● MATERIAL FOR THIS TASK:
**********
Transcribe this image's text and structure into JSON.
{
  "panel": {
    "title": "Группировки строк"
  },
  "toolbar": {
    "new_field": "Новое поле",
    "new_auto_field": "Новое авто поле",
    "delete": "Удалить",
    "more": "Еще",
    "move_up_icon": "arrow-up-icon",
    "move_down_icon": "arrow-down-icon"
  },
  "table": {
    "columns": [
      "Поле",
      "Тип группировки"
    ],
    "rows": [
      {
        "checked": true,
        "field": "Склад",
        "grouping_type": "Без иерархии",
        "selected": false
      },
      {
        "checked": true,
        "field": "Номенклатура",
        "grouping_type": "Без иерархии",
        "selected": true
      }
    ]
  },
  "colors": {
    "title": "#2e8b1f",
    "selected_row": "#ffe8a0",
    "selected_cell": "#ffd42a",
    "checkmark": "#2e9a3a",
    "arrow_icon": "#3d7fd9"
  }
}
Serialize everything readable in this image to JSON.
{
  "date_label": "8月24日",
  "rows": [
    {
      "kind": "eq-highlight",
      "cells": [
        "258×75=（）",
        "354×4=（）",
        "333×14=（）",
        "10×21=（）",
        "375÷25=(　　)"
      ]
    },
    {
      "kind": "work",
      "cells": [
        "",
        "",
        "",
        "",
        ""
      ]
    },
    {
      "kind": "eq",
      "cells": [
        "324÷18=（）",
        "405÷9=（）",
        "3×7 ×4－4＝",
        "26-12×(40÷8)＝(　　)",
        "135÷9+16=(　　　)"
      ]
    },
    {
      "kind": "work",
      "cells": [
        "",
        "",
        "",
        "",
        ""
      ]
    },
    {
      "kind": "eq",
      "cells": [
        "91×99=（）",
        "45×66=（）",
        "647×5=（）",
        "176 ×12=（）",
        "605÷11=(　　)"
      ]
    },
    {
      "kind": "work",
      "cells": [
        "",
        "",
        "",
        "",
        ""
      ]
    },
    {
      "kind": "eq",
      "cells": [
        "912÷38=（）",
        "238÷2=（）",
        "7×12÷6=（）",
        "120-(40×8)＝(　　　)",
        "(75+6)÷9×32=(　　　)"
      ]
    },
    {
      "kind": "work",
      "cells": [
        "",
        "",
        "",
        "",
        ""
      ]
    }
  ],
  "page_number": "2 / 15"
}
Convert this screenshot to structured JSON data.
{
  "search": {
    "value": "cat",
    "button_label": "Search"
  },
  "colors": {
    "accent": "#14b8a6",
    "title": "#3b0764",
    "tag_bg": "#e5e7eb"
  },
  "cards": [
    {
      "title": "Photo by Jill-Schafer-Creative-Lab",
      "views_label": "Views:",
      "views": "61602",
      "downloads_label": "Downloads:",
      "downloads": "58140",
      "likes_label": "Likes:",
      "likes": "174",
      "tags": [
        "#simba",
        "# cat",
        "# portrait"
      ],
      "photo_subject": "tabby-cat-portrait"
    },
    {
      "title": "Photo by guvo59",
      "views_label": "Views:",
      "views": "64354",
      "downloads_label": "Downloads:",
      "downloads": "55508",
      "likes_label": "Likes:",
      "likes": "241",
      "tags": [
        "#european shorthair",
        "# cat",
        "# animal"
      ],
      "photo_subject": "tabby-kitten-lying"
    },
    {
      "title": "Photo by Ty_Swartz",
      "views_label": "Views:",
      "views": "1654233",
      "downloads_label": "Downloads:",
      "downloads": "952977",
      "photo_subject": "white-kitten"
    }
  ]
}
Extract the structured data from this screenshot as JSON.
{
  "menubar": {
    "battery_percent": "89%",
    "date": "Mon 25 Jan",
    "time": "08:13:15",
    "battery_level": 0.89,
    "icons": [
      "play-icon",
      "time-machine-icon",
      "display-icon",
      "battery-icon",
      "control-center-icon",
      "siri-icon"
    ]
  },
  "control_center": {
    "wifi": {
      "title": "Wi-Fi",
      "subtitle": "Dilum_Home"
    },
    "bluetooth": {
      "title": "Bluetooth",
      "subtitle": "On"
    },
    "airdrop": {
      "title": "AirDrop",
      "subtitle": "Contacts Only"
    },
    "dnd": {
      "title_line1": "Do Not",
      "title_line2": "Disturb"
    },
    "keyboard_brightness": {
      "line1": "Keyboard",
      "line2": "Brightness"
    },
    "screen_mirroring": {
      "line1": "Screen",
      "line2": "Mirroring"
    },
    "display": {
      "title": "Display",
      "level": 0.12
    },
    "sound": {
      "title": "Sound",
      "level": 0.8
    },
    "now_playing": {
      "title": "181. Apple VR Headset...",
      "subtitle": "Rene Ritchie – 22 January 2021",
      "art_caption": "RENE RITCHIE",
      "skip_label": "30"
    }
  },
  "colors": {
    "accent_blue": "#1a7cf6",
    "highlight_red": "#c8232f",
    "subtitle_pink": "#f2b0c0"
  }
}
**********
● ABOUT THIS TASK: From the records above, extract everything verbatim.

● RESULT OF THE TASK:
Transcribe this image's text and structure into JSON.
{
  "panel": {
    "title": "Группировки строк"
  },
  "toolbar": {
    "new_field": "Новое поле",
    "new_auto_field": "Новое авто поле",
    "delete": "Удалить",
    "more": "Еще",
    "move_up_icon": "arrow-up-icon",
    "move_down_icon": "arrow-down-icon"
  },
  "table": {
    "columns": [
      "Поле",
      "Тип группировки"
    ],
    "rows": [
      {
        "checked": true,
        "field": "Склад",
        "grouping_type": "Без иерархии",
        "selected": false
      },
      {
        "checked": true,
        "field": "Номенклатура",
        "grouping_type": "Без иерархии",
        "selected": true
      }
    ]
  },
  "colors": {
    "title": "#2e8b1f",
    "selected_row": "#ffe8a0",
    "selected_cell": "#ffd42a",
    "checkmark": "#2e9a3a",
    "arrow_icon": "#3d7fd9"
  }
}
Serialize everything readable in this image to JSON.
{
  "date_label": "8月24日",
  "rows": [
    {
      "kind": "eq-highlight",
      "cells": [
        "258×75=（）",
        "354×4=（）",
        "333×14=（）",
        "10×21=（）",
        "375÷25=(　　)"
      ]
    },
    {
      "kind": "work",
      "cells": [
        "",
        "",
        "",
        "",
        ""
      ]
    },
    {
      "kind": "eq",
      "cells": [
        "324÷18=（）",
        "405÷9=（）",
        "3×7 ×4－4＝",
        "26-12×(40÷8)＝(　　)",
        "135÷9+16=(　　　)"
      ]
    },
    {
      "kind": "work",
      "cells": [
        "",
        "",
        "",
        "",
        ""
      ]
    },
    {
      "kind": "eq",
      "cells": [
        "91×99=（）",
        "45×66=（）",
        "647×5=（）",
        "176 ×12=（）",
        "605÷11=(　　)"
      ]
    },
    {
      "kind": "work",
      "cells": [
        "",
        "",
        "",
        "",
        ""
      ]
    },
    {
      "kind": "eq",
      "cells": [
        "912÷38=（）",
        "238÷2=（）",
        "7×12÷6=（）",
        "120-(40×8)＝(　　　)",
        "(75+6)÷9×32=(　　　)"
      ]
    },
    {
      "kind": "work",
      "cells": [
        "",
        "",
        "",
        "",
        ""
      ]
    }
  ],
  "page_number": "2 / 15"
}
Convert this screenshot to structured JSON data.
{
  "search": {
    "value": "cat",
    "button_label": "Search"
  },
  "colors": {
    "accent": "#14b8a6",
    "title": "#3b0764",
    "tag_bg": "#e5e7eb"
  },
  "cards": [
    {
      "title": "Photo by Jill-Schafer-Creative-Lab",
      "views_label": "Views:",
      "views": "61602",
      "downloads_label": "Downloads:",
      "downloads": "58140",
      "likes_label": "Likes:",
      "likes": "174",
      "tags": [
        "#simba",
        "# cat",
        "# portrait"
      ],
      "photo_subject": "tabby-cat-portrait"
    },
    {
      "title": "Photo by guvo59",
      "views_label": "Views:",
      "views": "64354",
      "downloads_label": "Downloads:",
      "downloads": "55508",
      "likes_label": "Likes:",
      "likes": "241",
      "tags": [
        "#european shorthair",
        "# cat",
        "# animal"
      ],
      "photo_subject": "tabby-kitten-lying"
    },
    {
      "title": "Photo by Ty_Swartz",
      "views_label": "Views:",
      "views": "1654233",
      "downloads_label": "Downloads:",
      "downloads": "952977",
      "photo_subject": "white-kitten"
    }
  ]
}
Extract the structured data from this screenshot as JSON.
{
  "menubar": {
    "battery_percent": "89%",
    "date": "Mon 25 Jan",
    "time": "08:13:15",
    "battery_level": 0.89,
    "icons": [
      "play-icon",
      "time-machine-icon",
      "display-icon",
      "battery-icon",
      "control-center-icon",
      "siri-icon"
    ]
  },
  "control_center": {
    "wifi": {
      "title": "Wi-Fi",
      "subtitle": "Dilum_Home"
    },
    "bluetooth": {
      "title": "Bluetooth",
      "subtitle": "On"
    },
    "airdrop": {
      "title": "AirDrop",
      "subtitle": "Contacts Only"
    },
    "dnd": {
      "title_line1": "Do Not",
      "title_line2": "Disturb"
    },
    "keyboard_brightness": {
      "line1": "Keyboard",
      "line2": "Brightness"
    },
    "screen_mirroring": {
      "line1": "Screen",
      "line2": "Mirroring"
    },
    "display": {
      "title": "Display",
      "level": 0.12
    },
    "sound": {
      "title": "Sound",
      "level": 0.8
    },
    "now_playing": {
      "title": "181. Apple VR Headset...",
      "subtitle": "Rene Ritchie – 22 January 2021",
      "art_caption": "RENE RITCHIE",
      "skip_label": "30"
    }
  },
  "colors": {
    "accent_blue": "#1a7cf6",
    "highlight_red": "#c8232f",
    "subtitle_pink": "#f2b0c0"
  }
}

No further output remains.